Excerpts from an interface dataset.
☆ ☆ ☆ ☆ ☆

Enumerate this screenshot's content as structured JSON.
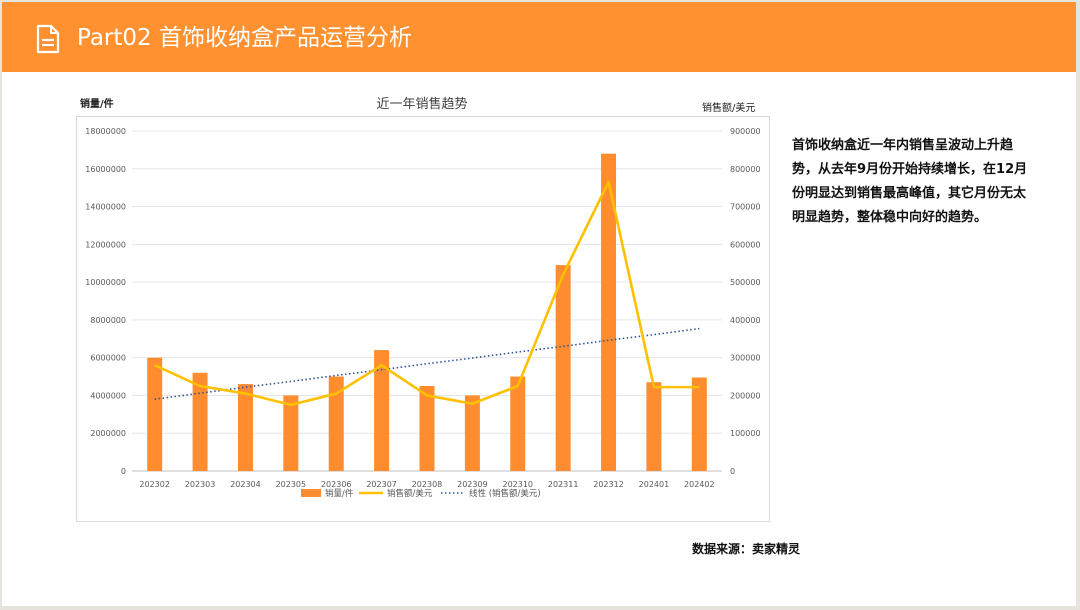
{
  "header": {
    "title": "Part02 首饰收纳盒产品运营分析",
    "icon": "document-icon",
    "color": "#ff9130"
  },
  "note": "首饰收纳盒近一年内销售呈波动上升趋势，从去年9月份开始持续增长，在12月份明显达到销售最高峰值，其它月份无太明显趋势，整体稳中向好的趋势。",
  "source": "数据来源：卖家精灵",
  "chart_data": {
    "type": "bar",
    "title": "近一年销售趋势",
    "ylabel_left": "销量/件",
    "ylabel_right": "销售额/美元",
    "categories": [
      "202302",
      "202303",
      "202304",
      "202305",
      "202306",
      "202307",
      "202308",
      "202309",
      "202310",
      "202311",
      "202312",
      "202401",
      "202402"
    ],
    "y_left_ticks": [
      "0",
      "2000000",
      "4000000",
      "6000000",
      "8000000",
      "10000000",
      "12000000",
      "14000000",
      "16000000",
      "18000000"
    ],
    "y_right_ticks": [
      "0",
      "100000",
      "200000",
      "300000",
      "400000",
      "500000",
      "600000",
      "700000",
      "800000",
      "900000"
    ],
    "ylim_left": [
      0,
      18000000
    ],
    "ylim_right": [
      0,
      900000
    ],
    "grid": true,
    "legend_position": "bottom",
    "series": [
      {
        "name": "销量/件",
        "type": "bar",
        "axis": "left",
        "color": "#ff8c2e",
        "values": [
          6000000,
          5200000,
          4600000,
          4000000,
          5000000,
          6400000,
          4500000,
          4000000,
          5000000,
          10900000,
          16800000,
          4700000,
          4950000
        ]
      },
      {
        "name": "销售额/美元",
        "type": "line",
        "axis": "right",
        "color": "#ffc000",
        "values": [
          280000,
          225000,
          205000,
          175000,
          205000,
          280000,
          200000,
          178000,
          225000,
          520000,
          765000,
          222000,
          222000
        ]
      },
      {
        "name": "线性 (销售额/美元)",
        "type": "trendline",
        "axis": "right",
        "color": "#2f5597",
        "values": [
          190000,
          206000,
          222000,
          237000,
          253000,
          268000,
          284000,
          299000,
          315000,
          330000,
          346000,
          361000,
          377000
        ]
      }
    ]
  }
}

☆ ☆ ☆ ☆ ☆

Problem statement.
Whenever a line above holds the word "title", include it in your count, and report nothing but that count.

Exercise solution.
2